[Saved entries]
● ● ● ● ● ● ●
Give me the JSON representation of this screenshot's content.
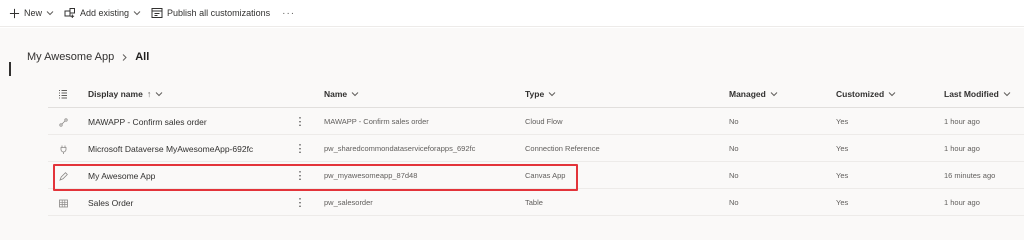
{
  "toolbar": {
    "new_label": "New",
    "add_existing_label": "Add existing",
    "publish_label": "Publish all customizations",
    "more_label": "···"
  },
  "breadcrumb": {
    "parent": "My Awesome App",
    "current": "All"
  },
  "columns": {
    "display_name": "Display name",
    "sort_arrow": "↑",
    "name": "Name",
    "type": "Type",
    "managed": "Managed",
    "customized": "Customized",
    "last_modified": "Last Modified"
  },
  "rows": [
    {
      "icon": "flow-icon",
      "display_name": "MAWAPP - Confirm sales order",
      "name": "MAWAPP - Confirm sales order",
      "type": "Cloud Flow",
      "managed": "No",
      "customized": "Yes",
      "last_modified": "1 hour ago"
    },
    {
      "icon": "plug-icon",
      "display_name": "Microsoft Dataverse MyAwesomeApp-692fc",
      "name": "pw_sharedcommondataserviceforapps_692fc",
      "type": "Connection Reference",
      "managed": "No",
      "customized": "Yes",
      "last_modified": "1 hour ago"
    },
    {
      "icon": "pencil-icon",
      "display_name": "My Awesome App",
      "name": "pw_myawesomeapp_87d48",
      "type": "Canvas App",
      "managed": "No",
      "customized": "Yes",
      "last_modified": "16 minutes ago"
    },
    {
      "icon": "table-icon",
      "display_name": "Sales Order",
      "name": "pw_salesorder",
      "type": "Table",
      "managed": "No",
      "customized": "Yes",
      "last_modified": "1 hour ago"
    }
  ],
  "row_more_label": "⋮",
  "colors": {
    "accent": "#0f6cbd",
    "highlight": "#e3343a",
    "content_background": "#faf9f8"
  }
}
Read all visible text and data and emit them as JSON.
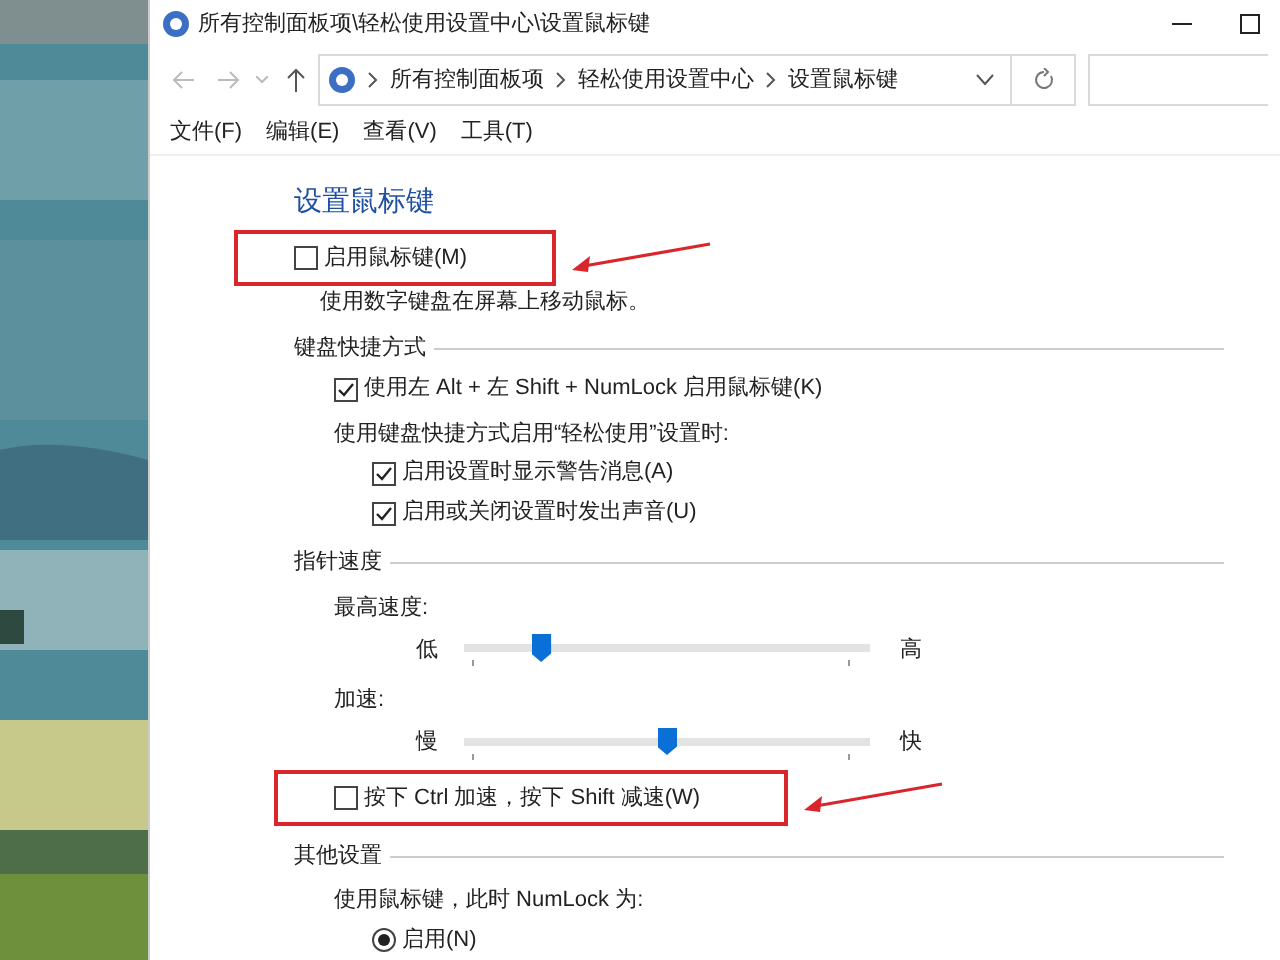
{
  "window": {
    "title": "所有控制面板项\\轻松使用设置中心\\设置鼠标键"
  },
  "address_bar": {
    "breadcrumbs": [
      "所有控制面板项",
      "轻松使用设置中心",
      "设置鼠标键"
    ]
  },
  "menu": [
    "文件(F)",
    "编辑(E)",
    "查看(V)",
    "工具(T)"
  ],
  "heading": "设置鼠标键",
  "main_option": {
    "label": "启用鼠标键(M)",
    "checked": false,
    "highlighted": true
  },
  "main_note": "使用数字键盘在屏幕上移动鼠标。",
  "sections": [
    {
      "title": "键盘快捷方式",
      "items": [
        {
          "kind": "checkbox",
          "label": "使用左 Alt + 左 Shift + NumLock 启用鼠标键(K)",
          "checked": true,
          "highlighted": false
        },
        {
          "kind": "group",
          "label": "使用键盘快捷方式启用“轻松使用”设置时:",
          "children": [
            {
              "kind": "checkbox",
              "label": "启用设置时显示警告消息(A)",
              "checked": true,
              "highlighted": false
            },
            {
              "kind": "checkbox",
              "label": "启用或关闭设置时发出声音(U)",
              "checked": true,
              "highlighted": false
            }
          ]
        }
      ]
    },
    {
      "title": "指针速度",
      "items": [
        {
          "kind": "slider",
          "label": "最高速度:",
          "min_label": "低",
          "max_label": "高",
          "level": 0.19
        },
        {
          "kind": "slider",
          "label": "加速:",
          "min_label": "慢",
          "max_label": "快",
          "level": 0.5
        },
        {
          "kind": "checkbox",
          "label": "按下 Ctrl 加速，按下 Shift 减速(W)",
          "checked": false,
          "highlighted": true
        }
      ]
    },
    {
      "title": "其他设置",
      "items": [
        {
          "kind": "group",
          "label": "使用鼠标键，此时 NumLock 为:",
          "children": [
            {
              "kind": "radio",
              "label": "启用(N)",
              "selected": true
            }
          ]
        }
      ]
    }
  ]
}
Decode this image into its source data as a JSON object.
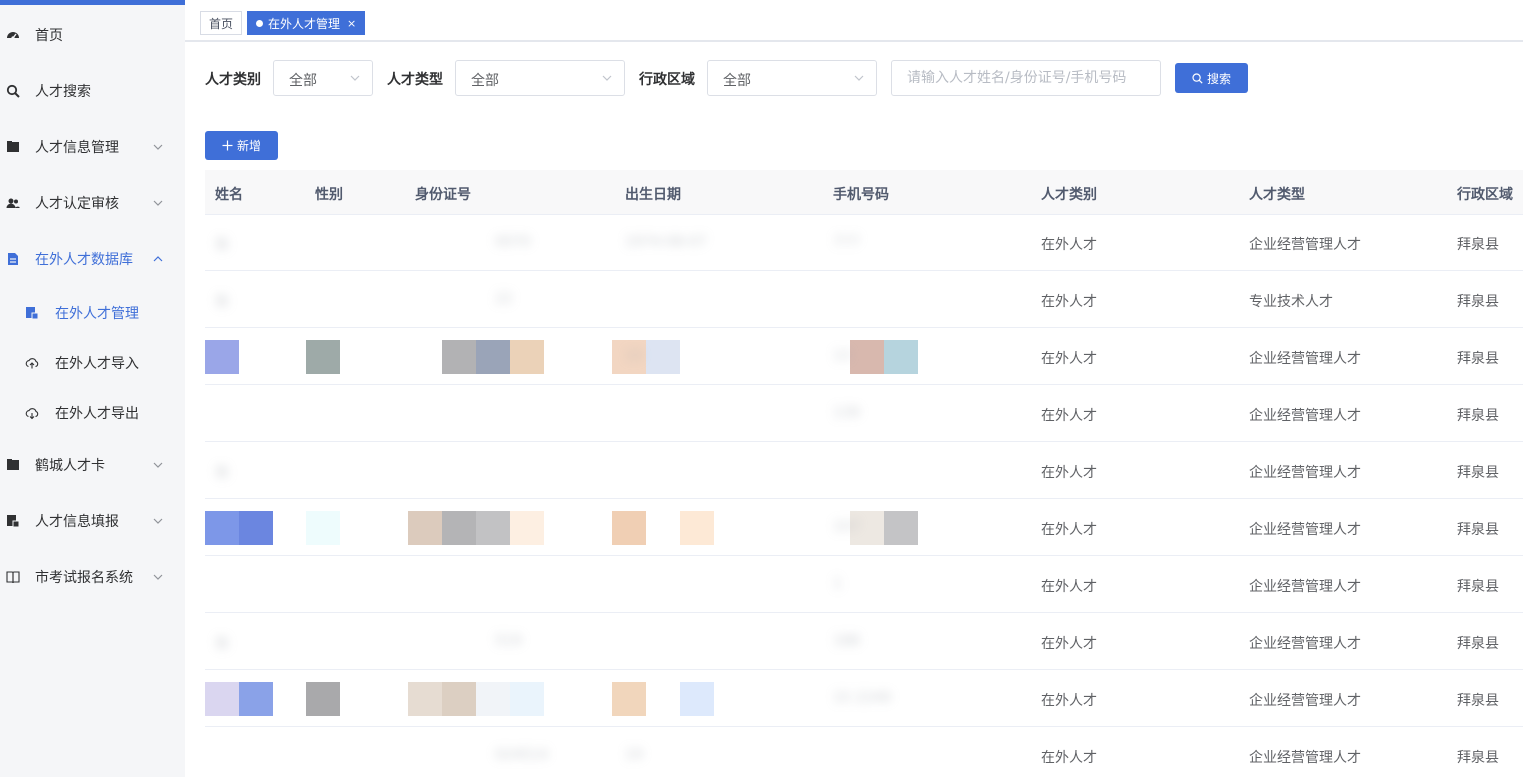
{
  "sidebar": {
    "items": [
      {
        "label": "首页",
        "icon": "dashboard-icon"
      },
      {
        "label": "人才搜索",
        "icon": "search-icon"
      },
      {
        "label": "人才信息管理",
        "icon": "folder-icon"
      },
      {
        "label": "人才认定审核",
        "icon": "users-icon"
      },
      {
        "label": "在外人才数据库",
        "icon": "document-icon"
      },
      {
        "label": "鹤城人才卡",
        "icon": "folder-icon"
      },
      {
        "label": "人才信息填报",
        "icon": "form-icon"
      },
      {
        "label": "市考试报名系统",
        "icon": "book-icon"
      }
    ],
    "subitems": [
      {
        "label": "在外人才管理",
        "icon": "list-icon"
      },
      {
        "label": "在外人才导入",
        "icon": "cloud-upload-icon"
      },
      {
        "label": "在外人才导出",
        "icon": "cloud-download-icon"
      }
    ]
  },
  "tabs": {
    "home": "首页",
    "current": "在外人才管理",
    "close": "×"
  },
  "filters": {
    "category_label": "人才类别",
    "category_value": "全部",
    "type_label": "人才类型",
    "type_value": "全部",
    "region_label": "行政区域",
    "region_value": "全部",
    "search_placeholder": "请输入人才姓名/身份证号/手机号码",
    "search_button": "搜索"
  },
  "toolbar": {
    "add_button": "新增"
  },
  "table": {
    "columns": [
      "姓名",
      "性别",
      "身份证号",
      "出生日期",
      "手机号码",
      "人才类别",
      "人才类型",
      "行政区域"
    ],
    "rows": [
      {
        "name": "张",
        "id": "0070",
        "birth": "1974-08-07",
        "phone": "777",
        "category": "在外人才",
        "type": "企业经营管理人才",
        "region": "拜泉县"
      },
      {
        "name": "张",
        "id": "22",
        "birth": "",
        "phone": "",
        "category": "在外人才",
        "type": "专业技术人才",
        "region": "拜泉县"
      },
      {
        "name": "",
        "id": "",
        "birth": "13",
        "phone": "13",
        "category": "在外人才",
        "type": "企业经营管理人才",
        "region": "拜泉县"
      },
      {
        "name": "",
        "id": "",
        "birth": "",
        "phone": "139",
        "category": "在外人才",
        "type": "企业经营管理人才",
        "region": "拜泉县"
      },
      {
        "name": "张",
        "id": "",
        "birth": "",
        "phone": "",
        "category": "在外人才",
        "type": "企业经营管理人才",
        "region": "拜泉县"
      },
      {
        "name": "",
        "id": "",
        "birth": "",
        "phone": "157",
        "category": "在外人才",
        "type": "企业经营管理人才",
        "region": "拜泉县"
      },
      {
        "name": "",
        "id": "",
        "birth": "",
        "phone": "1",
        "category": "在外人才",
        "type": "企业经营管理人才",
        "region": "拜泉县"
      },
      {
        "name": "张",
        "id": "519",
        "birth": "",
        "phone": "188",
        "category": "在外人才",
        "type": "企业经营管理人才",
        "region": "拜泉县"
      },
      {
        "name": "",
        "id": "",
        "birth": "",
        "phone": "15 2249",
        "category": "在外人才",
        "type": "企业经营管理人才",
        "region": "拜泉县"
      },
      {
        "name": "",
        "id": "024514",
        "birth": "19",
        "phone": "",
        "category": "在外人才",
        "type": "企业经营管理人才",
        "region": "拜泉县"
      }
    ]
  },
  "colors": {
    "primary": "#3f6fd8",
    "sidebar_bg": "#f5f6f8",
    "header_bg": "#f8f8f9"
  }
}
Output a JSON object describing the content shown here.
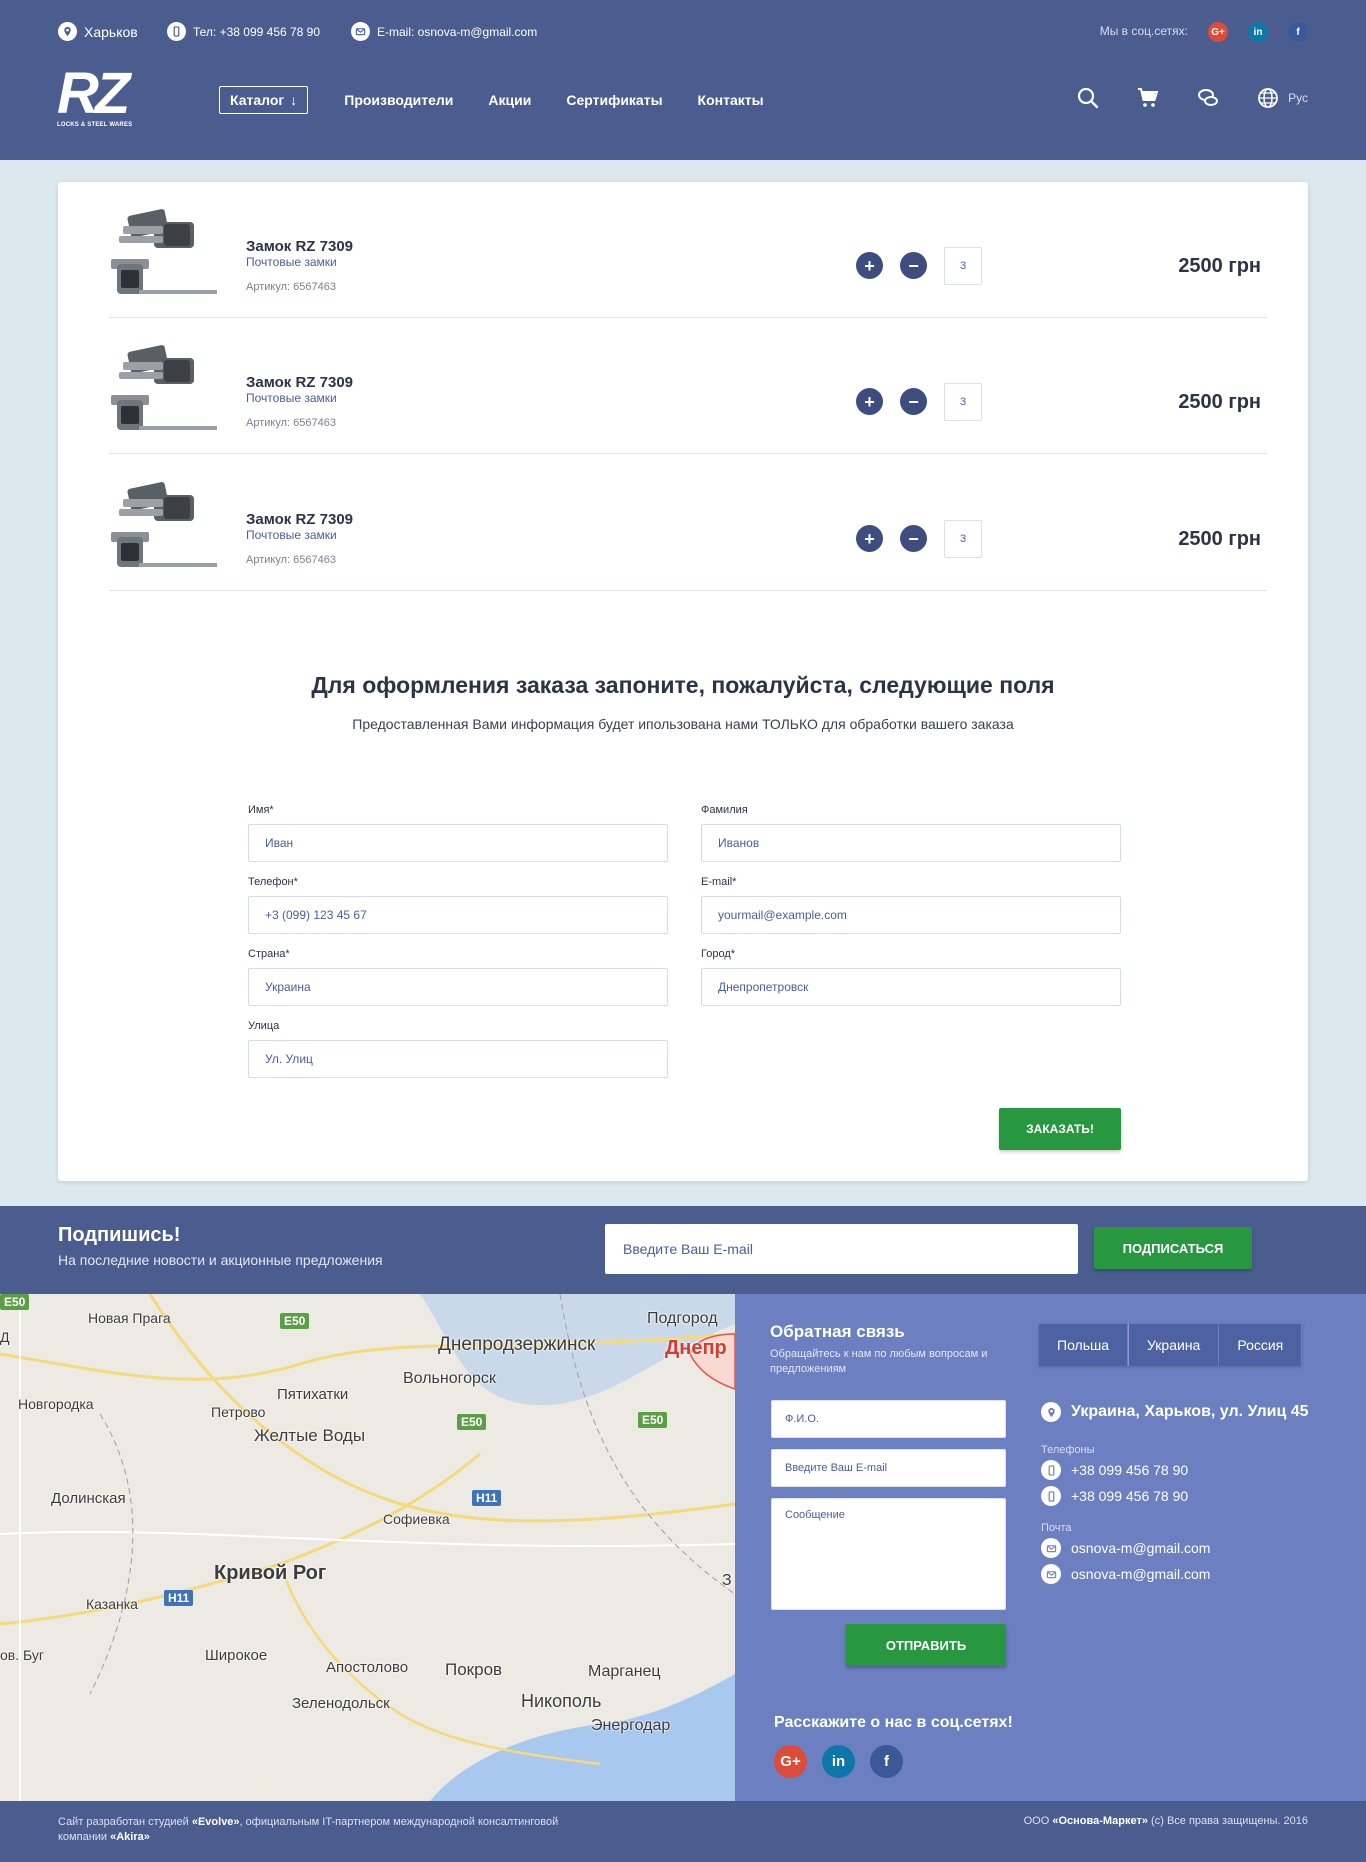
{
  "topbar": {
    "city": "Харьков",
    "phone": "Тел: +38 099 456 78 90",
    "email": "E-mail: osnova-m@gmail.com",
    "social_label": "Мы в соц.сетях:",
    "social": [
      {
        "label": "G+",
        "icon": "google-plus-icon",
        "color": "#dd4b39"
      },
      {
        "label": "in",
        "icon": "linkedin-icon",
        "color": "#0e76a8"
      },
      {
        "label": "f",
        "icon": "facebook-icon",
        "color": "#3b5998"
      }
    ]
  },
  "logo": {
    "text": "RZ",
    "sub": "LOCKS & STEEL WARES"
  },
  "nav": {
    "catalog": "Каталог",
    "links": [
      "Производители",
      "Акции",
      "Сертификаты",
      "Контакты"
    ],
    "lang": "Рус"
  },
  "cart": {
    "items": [
      {
        "title": "Замок RZ 7309",
        "category": "Почтовые замки",
        "sku": "Артикул: 6567463",
        "qty": "3",
        "price": "2500 грн"
      },
      {
        "title": "Замок RZ 7309",
        "category": "Почтовые замки",
        "sku": "Артикул: 6567463",
        "qty": "3",
        "price": "2500 грн"
      },
      {
        "title": "Замок RZ 7309",
        "category": "Почтовые замки",
        "sku": "Артикул: 6567463",
        "qty": "3",
        "price": "2500 грн"
      }
    ],
    "plus": "+",
    "minus": "−"
  },
  "order_form": {
    "title": "Для оформления заказа запоните, пожалуйста, следующие поля",
    "subtitle": "Предоставленная Вами информация будет ипользована нами ТОЛЬКО для обработки вашего заказа",
    "fields": {
      "first_name": {
        "label": "Имя*",
        "placeholder": "Иван"
      },
      "last_name": {
        "label": "Фамилия",
        "placeholder": "Иванов"
      },
      "phone": {
        "label": "Телефон*",
        "placeholder": "+3 (099) 123 45 67"
      },
      "email": {
        "label": "E-mail*",
        "placeholder": "yourmail@example.com"
      },
      "country": {
        "label": "Страна*",
        "placeholder": "Украина"
      },
      "city": {
        "label": "Город*",
        "placeholder": "Днепропетровск"
      },
      "street": {
        "label": "Улица",
        "placeholder": "Ул. Улиц"
      }
    },
    "submit": "ЗАКАЗАТЬ!"
  },
  "subscribe": {
    "title": "Подпишись!",
    "text": "На последние новости и акционные предложения",
    "placeholder": "Введите Ваш E-mail",
    "button": "ПОДПИСАТЬСЯ"
  },
  "map": {
    "labels": [
      "Новая Прага",
      "Подгород",
      "Днепродзержинск",
      "Днепр",
      "Вольногорск",
      "Пятихатки",
      "Новгородка",
      "Петрово",
      "Желтые Воды",
      "Долинская",
      "Софиевка",
      "Кривой Рог",
      "Казанка",
      "Широкое",
      "Апостолово",
      "Покров",
      "Марганец",
      "Никополь",
      "Зеленодольск",
      "Энергодар",
      "ов. Буг",
      "Д",
      "З"
    ],
    "roads": [
      "E50",
      "E50",
      "E50",
      "E50",
      "H11",
      "H11"
    ]
  },
  "contact": {
    "title": "Обратная связь",
    "subtitle": "Обращайтесь к нам по любым вопросам и предложениям",
    "name_placeholder": "Ф.И.О.",
    "email_placeholder": "Введите Ваш E-mail",
    "message_placeholder": "Сообщение",
    "send": "ОТПРАВИТЬ",
    "share_title": "Расскажите о нас в соц.сетях!",
    "tabs": [
      "Польша",
      "Украина",
      "Россия"
    ],
    "active_tab": "Украина",
    "address": "Украина, Харьков, ул. Улиц 45",
    "phones_label": "Телефоны",
    "phones": [
      "+38 099 456 78 90",
      "+38 099 456 78 90"
    ],
    "mail_label": "Почта",
    "emails": [
      "osnova-m@gmail.com",
      "osnova-m@gmail.com"
    ]
  },
  "footer": {
    "left_1": "Сайт разработан студией ",
    "left_studio": "«Evolve»",
    "left_2": ", официальным IT-партнером международной консалтинговой компании ",
    "left_company": "«Akira»",
    "right_1": "ООО ",
    "right_company": "«Основа-Маркет»",
    "right_2": " (с) Все права защищены. 2016"
  },
  "colors": {
    "header": "#4b5d8f",
    "accent_green": "#27983f",
    "contact_bg": "#6b7fc1",
    "page_bg": "#dbe8ee"
  }
}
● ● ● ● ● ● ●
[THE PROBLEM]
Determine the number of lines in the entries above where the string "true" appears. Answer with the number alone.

[TASK ANSWER]
6